My biding motivation for the practice of teaching is to share my interest, my understanding and my confidence in the Buddha's way for a balanced and deeply happy life. Given the pace of our culture and the direction in which it is going, mindfulness is essential to sanity. Since my first vipassana retreat in 1975, I've experienced the wisdom of sanity, peace and freedom.
Now, the challenge in sharing the dhamma is to translate the Buddha's understanding into an idiom that speaks to the whole of our lives. As practice matures, the focus in guiding others shifts from informing the skeptic, inspiring the depressed and doubtful, soothing the suffering, energizing the lazy, cautioning the ambitious to discovering the subtler sources of suffering and happiness in our understanding and behavior. With deepening vipassana insight, students joyfully and confidently disentangle their minds.
In all of this, what sustains me as a teacher is the unwavering confidence that mindfulness is the source of our healing, sanity and freedom. Vipassana practice offers us a perspective on reality that is liberating, both personally and at every level of human interaction. Initially, my unwavering commitment was to the practice. Now my commitment includes service in sharing the dhamma and wherever possible informing, inspiring and encouraging others in the practice.
Thanissara, from London, was a nun for 12 years in the tradition of Ajahn Chah and has taught internationally for over 30 years.

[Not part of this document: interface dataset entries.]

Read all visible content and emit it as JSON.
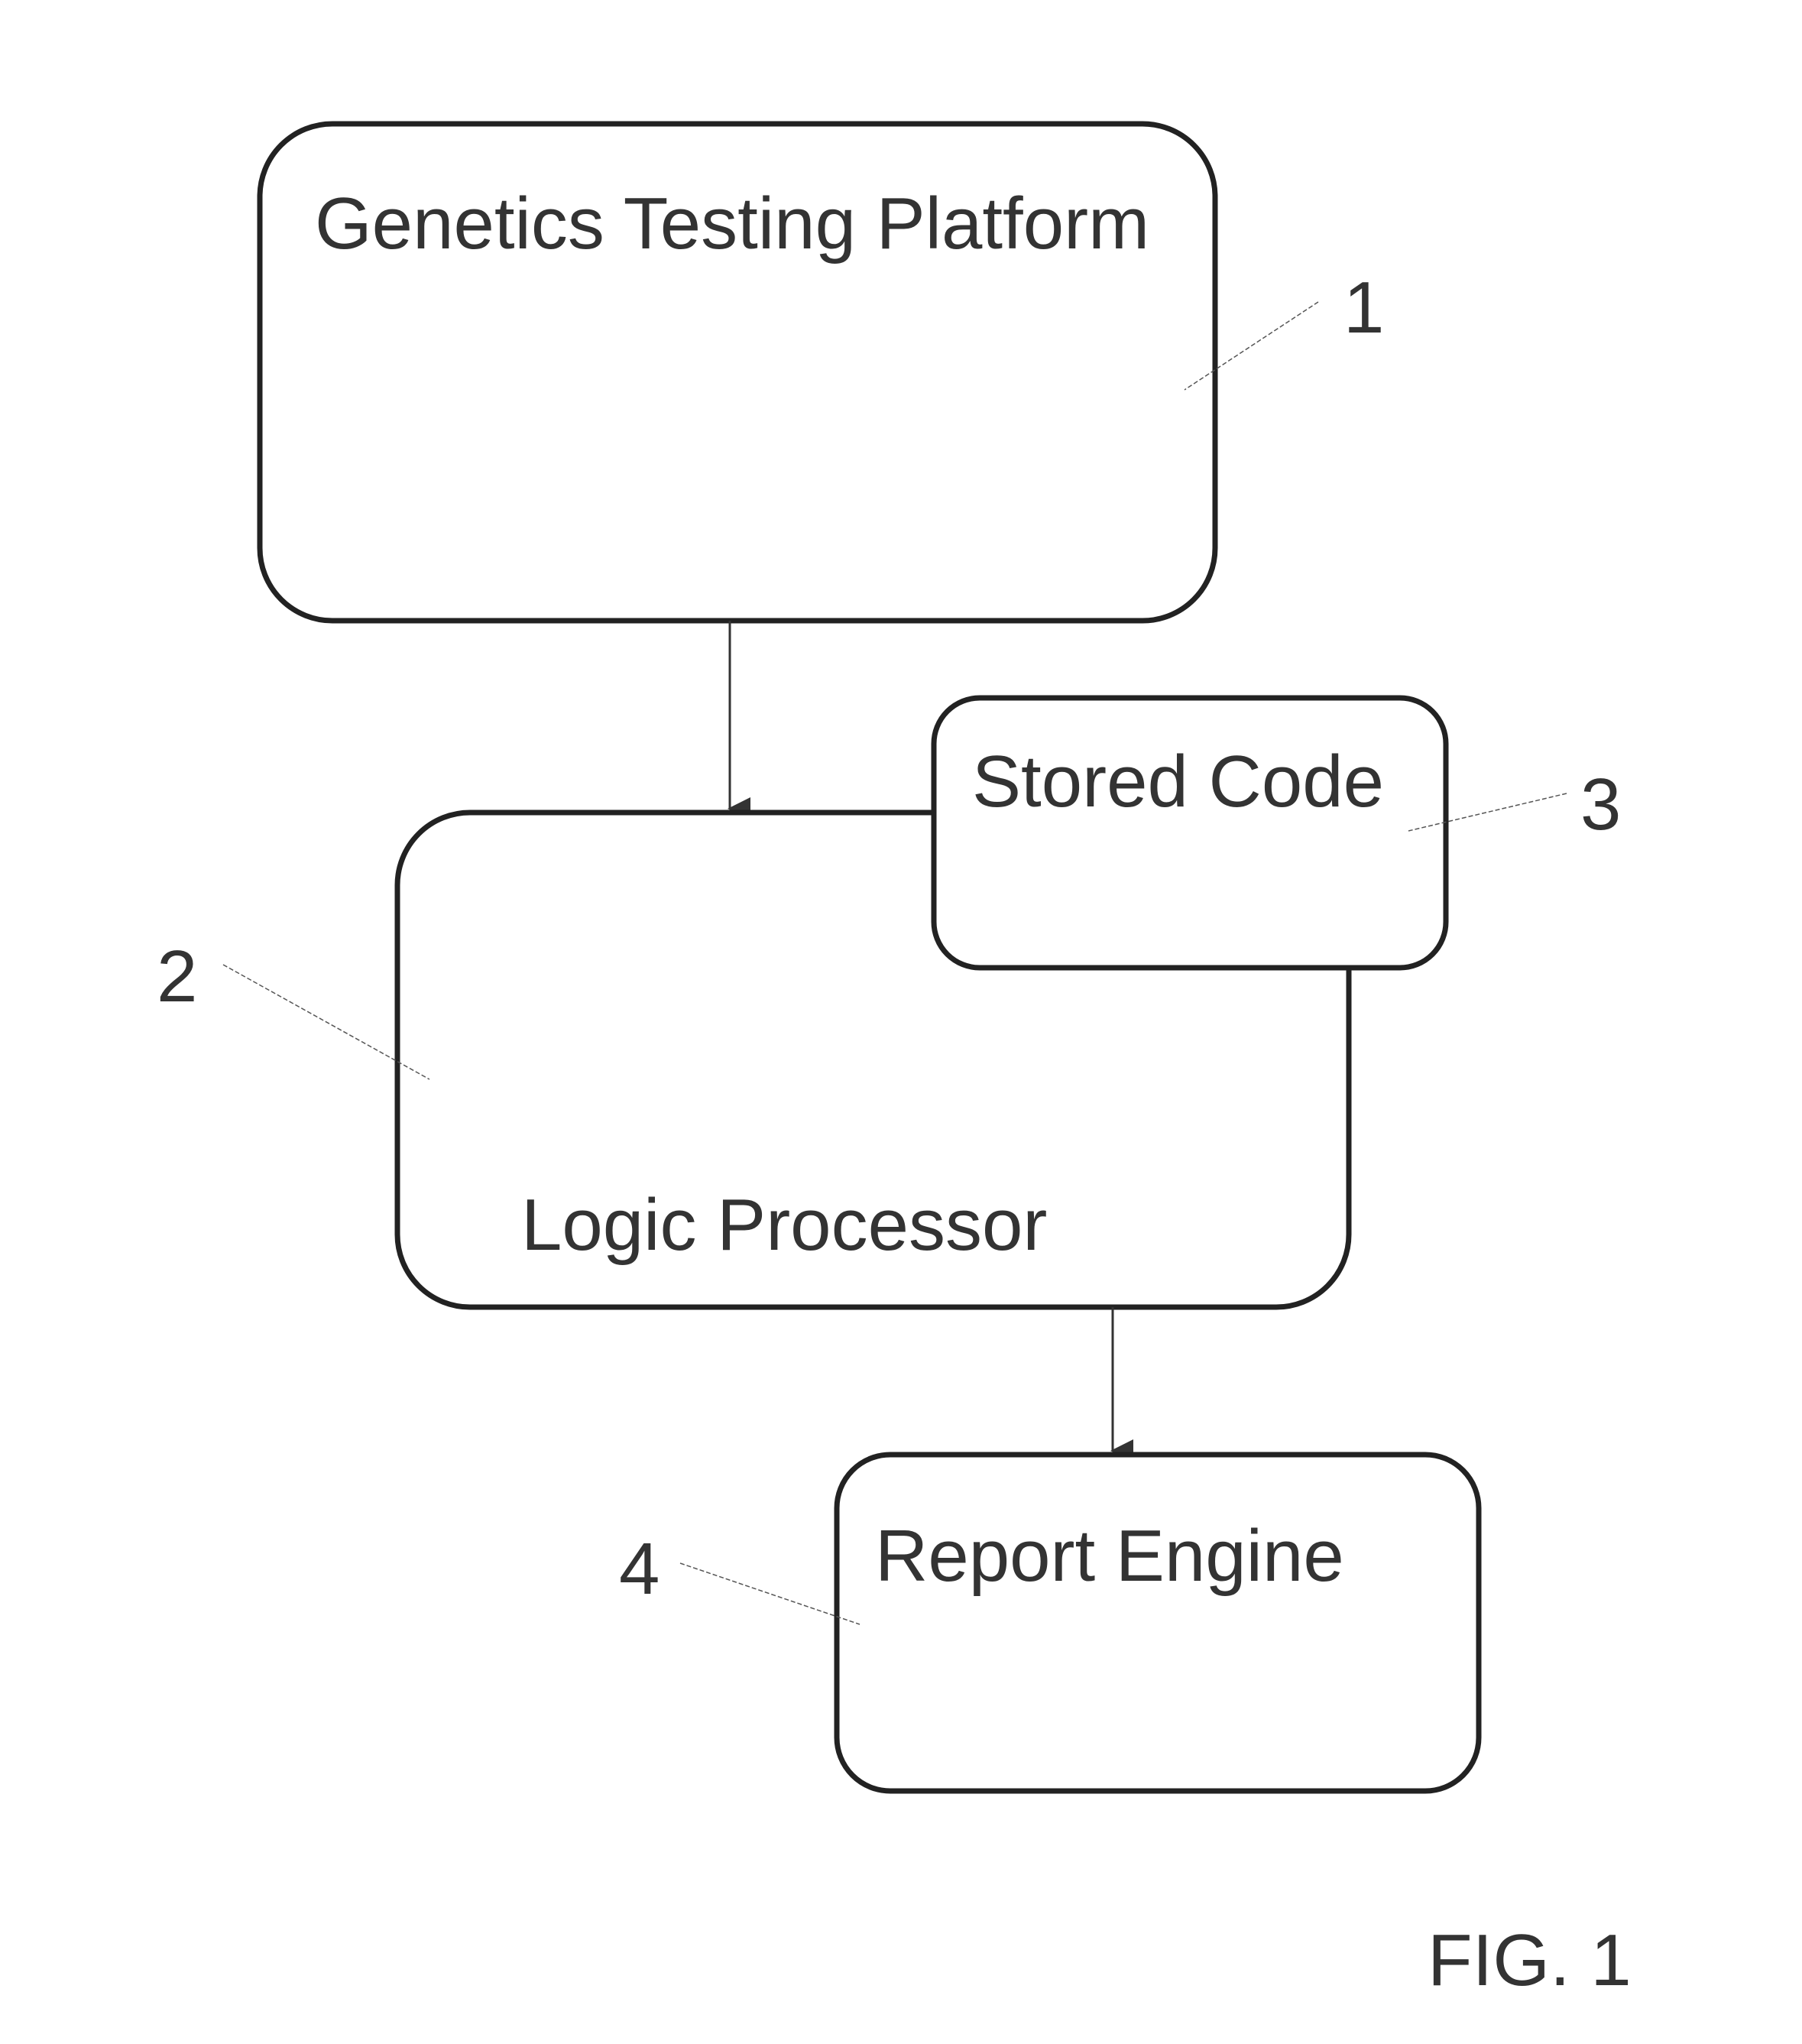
{
  "figure": {
    "label": "FIG. 1",
    "nodes": [
      {
        "id": "1",
        "label": "Genetics Testing Platform"
      },
      {
        "id": "2",
        "label": "Logic Processor"
      },
      {
        "id": "3",
        "label": "Stored Code"
      },
      {
        "id": "4",
        "label": "Report Engine"
      }
    ],
    "edges": [
      {
        "from": "1",
        "to": "2"
      },
      {
        "from": "2",
        "to": "4"
      }
    ],
    "reference_numerals": [
      "1",
      "2",
      "3",
      "4"
    ]
  }
}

She is co-founder of Dharmagiri Sacred Mountain Retreat, South Africa, Sacred Mountain Sangha, California, and Chattanooga Insight, Tennessee. She has an MA in Mindfulness Psychotherapy Practice from the Karuna Institute UK and is co-author of Listening to the Heart, A Contemplative Guide to Engaged Buddhism, author of Time To Stand Up, An Engaged Buddhist Manifesto for Our Earth, and several books of poetry. She is a member of the Teacher Council at Spirit Rock and co-guiding teacher of Sacred Mountain Sangha.
Tuere Sala is a guiding teacher of Seattle Insight Meditation Society and Capitol Hill Meditation Group. She has over 25 years of Buddhist meditation experience and is currently a participant in IMS’s 2017-2021 Teacher Training Program. Her teaching focus is on strengthening the value of everyday urban practice.
Our potential as humans is vast and deep, and can be intentionally developed. There is a way that we can learn to open to all of our experience with kindness and clarity. As we begin to find this stability of heart and mind, wisdom will emerge.This emergence of wisdom, and strengthening of compassion, are the road to our individual and collective happiness and well-being.